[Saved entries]

________

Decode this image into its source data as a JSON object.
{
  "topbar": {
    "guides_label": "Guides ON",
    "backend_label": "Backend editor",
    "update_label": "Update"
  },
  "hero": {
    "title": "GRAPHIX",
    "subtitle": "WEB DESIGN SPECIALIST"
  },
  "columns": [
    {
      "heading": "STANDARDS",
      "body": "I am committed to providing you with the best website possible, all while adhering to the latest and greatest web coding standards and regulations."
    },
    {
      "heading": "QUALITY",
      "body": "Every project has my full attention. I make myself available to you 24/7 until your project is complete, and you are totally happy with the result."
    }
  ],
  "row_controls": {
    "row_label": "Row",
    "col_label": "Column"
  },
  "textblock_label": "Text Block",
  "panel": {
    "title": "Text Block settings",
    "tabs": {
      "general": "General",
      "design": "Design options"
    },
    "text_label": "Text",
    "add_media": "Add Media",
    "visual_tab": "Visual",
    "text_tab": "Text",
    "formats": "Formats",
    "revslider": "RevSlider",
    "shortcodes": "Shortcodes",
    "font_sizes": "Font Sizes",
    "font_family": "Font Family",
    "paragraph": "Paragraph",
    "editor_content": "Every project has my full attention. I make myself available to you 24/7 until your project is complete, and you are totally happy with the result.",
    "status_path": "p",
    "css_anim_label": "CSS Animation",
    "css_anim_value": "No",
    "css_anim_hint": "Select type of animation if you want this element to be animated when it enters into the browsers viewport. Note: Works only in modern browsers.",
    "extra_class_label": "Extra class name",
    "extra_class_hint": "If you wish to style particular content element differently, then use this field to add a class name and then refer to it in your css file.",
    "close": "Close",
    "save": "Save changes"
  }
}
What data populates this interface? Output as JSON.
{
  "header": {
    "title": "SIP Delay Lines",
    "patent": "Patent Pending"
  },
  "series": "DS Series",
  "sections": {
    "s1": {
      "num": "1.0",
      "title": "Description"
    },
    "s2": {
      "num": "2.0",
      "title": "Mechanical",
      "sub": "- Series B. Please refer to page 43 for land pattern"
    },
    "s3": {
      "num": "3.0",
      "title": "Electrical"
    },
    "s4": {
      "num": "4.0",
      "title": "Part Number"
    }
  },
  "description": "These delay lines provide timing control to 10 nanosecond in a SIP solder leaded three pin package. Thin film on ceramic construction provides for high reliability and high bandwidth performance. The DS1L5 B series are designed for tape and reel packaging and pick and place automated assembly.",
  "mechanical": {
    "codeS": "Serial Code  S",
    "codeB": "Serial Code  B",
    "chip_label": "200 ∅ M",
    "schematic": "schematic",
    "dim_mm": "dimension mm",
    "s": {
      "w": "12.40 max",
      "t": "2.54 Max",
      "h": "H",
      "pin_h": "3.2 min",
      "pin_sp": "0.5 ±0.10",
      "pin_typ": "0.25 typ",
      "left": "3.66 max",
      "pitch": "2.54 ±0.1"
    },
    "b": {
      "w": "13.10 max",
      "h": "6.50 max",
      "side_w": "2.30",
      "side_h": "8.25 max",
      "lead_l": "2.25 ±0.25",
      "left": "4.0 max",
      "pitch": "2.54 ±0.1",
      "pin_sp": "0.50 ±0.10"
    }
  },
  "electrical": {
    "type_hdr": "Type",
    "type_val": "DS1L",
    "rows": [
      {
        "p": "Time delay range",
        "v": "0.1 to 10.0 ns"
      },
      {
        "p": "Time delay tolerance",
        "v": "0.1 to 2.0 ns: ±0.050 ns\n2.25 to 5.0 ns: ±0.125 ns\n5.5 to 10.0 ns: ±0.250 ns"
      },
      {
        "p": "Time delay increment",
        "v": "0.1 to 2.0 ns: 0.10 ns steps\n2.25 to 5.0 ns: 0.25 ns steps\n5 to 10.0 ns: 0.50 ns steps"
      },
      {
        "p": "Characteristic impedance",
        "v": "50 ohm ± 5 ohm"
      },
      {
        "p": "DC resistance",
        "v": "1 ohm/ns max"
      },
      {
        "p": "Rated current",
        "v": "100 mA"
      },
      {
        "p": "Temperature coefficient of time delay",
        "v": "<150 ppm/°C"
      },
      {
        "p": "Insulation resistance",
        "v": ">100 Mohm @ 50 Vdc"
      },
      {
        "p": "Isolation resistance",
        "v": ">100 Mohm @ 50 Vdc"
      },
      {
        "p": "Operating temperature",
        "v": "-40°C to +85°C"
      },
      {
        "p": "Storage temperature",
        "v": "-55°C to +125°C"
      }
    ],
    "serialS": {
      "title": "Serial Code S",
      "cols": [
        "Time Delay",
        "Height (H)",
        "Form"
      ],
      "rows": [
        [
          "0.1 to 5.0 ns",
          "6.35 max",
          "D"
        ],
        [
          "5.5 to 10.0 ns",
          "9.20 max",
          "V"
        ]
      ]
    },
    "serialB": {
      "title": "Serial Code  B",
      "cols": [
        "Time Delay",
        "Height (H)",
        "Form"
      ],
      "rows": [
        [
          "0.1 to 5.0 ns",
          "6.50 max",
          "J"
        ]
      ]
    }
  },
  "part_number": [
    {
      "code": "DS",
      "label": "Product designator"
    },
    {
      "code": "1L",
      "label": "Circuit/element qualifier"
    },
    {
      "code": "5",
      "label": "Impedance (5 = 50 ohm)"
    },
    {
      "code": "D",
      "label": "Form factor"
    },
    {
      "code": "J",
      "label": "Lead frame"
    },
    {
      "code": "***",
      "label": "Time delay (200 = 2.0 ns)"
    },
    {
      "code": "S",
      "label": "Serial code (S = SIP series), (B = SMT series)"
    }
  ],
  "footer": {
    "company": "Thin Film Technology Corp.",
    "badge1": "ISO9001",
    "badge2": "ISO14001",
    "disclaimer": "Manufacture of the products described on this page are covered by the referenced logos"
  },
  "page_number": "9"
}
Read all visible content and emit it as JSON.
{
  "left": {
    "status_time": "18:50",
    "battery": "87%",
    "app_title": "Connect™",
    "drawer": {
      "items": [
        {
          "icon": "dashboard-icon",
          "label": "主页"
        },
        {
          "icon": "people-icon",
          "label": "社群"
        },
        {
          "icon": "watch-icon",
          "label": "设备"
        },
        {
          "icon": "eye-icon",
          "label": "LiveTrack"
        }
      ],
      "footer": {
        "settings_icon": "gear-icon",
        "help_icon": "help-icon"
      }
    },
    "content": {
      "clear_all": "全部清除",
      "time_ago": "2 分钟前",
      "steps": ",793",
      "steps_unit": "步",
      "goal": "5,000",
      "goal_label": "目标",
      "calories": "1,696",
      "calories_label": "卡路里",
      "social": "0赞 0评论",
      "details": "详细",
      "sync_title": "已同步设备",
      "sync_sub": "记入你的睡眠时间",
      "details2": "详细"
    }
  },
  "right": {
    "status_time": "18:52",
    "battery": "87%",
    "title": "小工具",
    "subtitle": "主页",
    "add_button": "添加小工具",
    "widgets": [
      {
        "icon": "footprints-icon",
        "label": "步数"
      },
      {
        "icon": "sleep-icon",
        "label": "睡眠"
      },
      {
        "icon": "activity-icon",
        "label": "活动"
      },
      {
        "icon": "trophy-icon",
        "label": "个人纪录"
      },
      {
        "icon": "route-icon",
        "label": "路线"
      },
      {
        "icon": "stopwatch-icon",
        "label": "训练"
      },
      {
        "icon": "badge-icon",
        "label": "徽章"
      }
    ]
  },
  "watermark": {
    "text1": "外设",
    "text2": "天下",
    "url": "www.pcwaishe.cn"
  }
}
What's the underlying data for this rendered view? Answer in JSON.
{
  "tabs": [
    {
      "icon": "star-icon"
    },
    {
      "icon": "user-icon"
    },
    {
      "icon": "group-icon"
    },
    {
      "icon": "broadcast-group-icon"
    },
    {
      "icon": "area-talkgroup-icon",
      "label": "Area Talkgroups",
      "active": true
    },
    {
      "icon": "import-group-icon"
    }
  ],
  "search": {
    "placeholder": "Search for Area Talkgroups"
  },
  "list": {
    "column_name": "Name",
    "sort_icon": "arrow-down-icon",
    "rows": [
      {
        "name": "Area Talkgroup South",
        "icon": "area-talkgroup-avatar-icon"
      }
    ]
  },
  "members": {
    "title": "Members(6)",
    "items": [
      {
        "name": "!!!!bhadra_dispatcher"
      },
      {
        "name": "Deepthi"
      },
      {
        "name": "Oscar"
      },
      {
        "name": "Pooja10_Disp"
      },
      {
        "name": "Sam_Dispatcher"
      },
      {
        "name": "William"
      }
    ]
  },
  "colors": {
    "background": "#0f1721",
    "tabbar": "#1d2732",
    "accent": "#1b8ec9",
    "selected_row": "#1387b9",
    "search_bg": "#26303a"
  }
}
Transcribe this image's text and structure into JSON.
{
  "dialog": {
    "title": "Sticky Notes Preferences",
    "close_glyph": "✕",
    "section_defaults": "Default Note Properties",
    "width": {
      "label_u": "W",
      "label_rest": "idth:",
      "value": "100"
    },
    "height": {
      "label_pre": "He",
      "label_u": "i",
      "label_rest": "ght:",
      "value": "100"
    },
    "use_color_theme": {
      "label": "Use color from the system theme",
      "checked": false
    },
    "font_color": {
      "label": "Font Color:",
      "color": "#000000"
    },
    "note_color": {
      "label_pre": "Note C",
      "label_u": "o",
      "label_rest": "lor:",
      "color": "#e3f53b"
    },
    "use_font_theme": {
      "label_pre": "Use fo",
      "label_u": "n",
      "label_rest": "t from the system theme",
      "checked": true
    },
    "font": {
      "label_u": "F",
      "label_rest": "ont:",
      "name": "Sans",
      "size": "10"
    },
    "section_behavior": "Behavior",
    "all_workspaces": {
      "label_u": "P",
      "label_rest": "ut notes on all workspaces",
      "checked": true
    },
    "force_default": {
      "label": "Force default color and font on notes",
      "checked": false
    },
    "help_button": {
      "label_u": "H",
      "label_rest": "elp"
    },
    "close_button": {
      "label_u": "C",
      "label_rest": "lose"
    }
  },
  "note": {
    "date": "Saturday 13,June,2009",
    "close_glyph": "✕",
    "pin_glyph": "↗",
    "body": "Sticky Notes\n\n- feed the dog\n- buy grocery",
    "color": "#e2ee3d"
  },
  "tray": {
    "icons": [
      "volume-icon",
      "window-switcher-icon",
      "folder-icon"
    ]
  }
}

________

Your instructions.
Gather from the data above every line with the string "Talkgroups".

Response box.
      "label": "Area Talkgroups",
    "placeholder": "Search for Area Talkgroups"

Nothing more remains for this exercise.